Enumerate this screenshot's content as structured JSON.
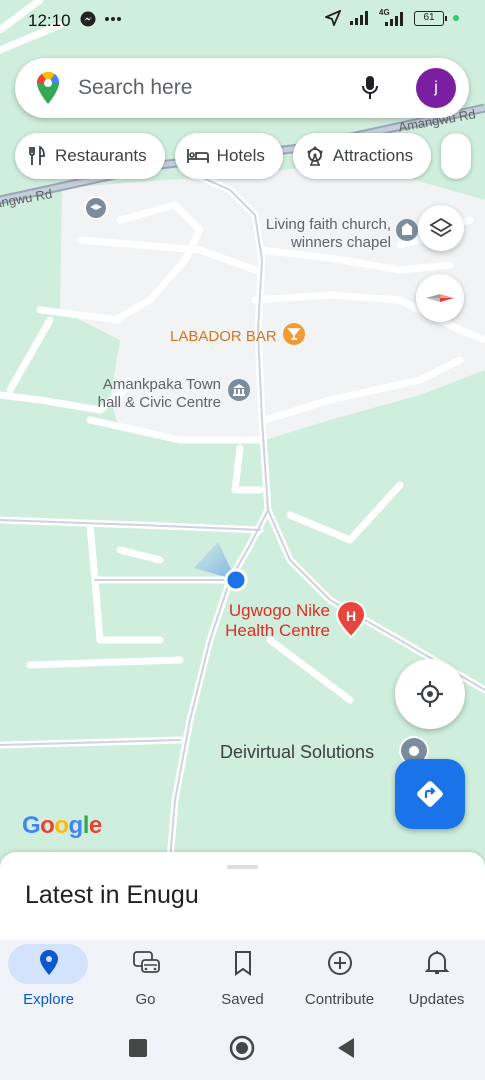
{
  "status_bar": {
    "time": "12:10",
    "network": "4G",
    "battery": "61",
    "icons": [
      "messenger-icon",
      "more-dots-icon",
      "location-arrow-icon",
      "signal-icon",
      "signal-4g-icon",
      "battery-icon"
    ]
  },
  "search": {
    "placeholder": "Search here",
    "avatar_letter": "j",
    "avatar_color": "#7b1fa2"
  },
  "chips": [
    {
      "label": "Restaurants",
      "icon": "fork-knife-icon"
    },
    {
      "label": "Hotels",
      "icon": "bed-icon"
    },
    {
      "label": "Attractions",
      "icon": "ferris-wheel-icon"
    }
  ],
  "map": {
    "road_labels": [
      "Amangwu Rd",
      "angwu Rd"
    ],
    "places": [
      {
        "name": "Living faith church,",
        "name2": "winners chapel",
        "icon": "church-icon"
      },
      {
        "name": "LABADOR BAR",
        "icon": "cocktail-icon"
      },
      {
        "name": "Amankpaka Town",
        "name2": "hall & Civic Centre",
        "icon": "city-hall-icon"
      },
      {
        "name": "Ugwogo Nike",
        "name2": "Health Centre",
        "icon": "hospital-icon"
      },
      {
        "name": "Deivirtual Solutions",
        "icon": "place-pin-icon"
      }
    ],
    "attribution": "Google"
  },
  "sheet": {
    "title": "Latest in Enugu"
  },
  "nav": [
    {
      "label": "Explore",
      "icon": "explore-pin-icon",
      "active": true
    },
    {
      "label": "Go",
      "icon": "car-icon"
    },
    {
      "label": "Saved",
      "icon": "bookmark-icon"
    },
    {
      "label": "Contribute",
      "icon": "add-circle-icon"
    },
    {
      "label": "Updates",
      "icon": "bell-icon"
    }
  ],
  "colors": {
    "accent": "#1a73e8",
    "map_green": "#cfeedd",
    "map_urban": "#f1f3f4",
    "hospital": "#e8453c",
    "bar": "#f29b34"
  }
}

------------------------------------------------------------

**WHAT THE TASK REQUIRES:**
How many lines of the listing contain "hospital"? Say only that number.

**SOLUTION FOR THIS EXERCISE:**
2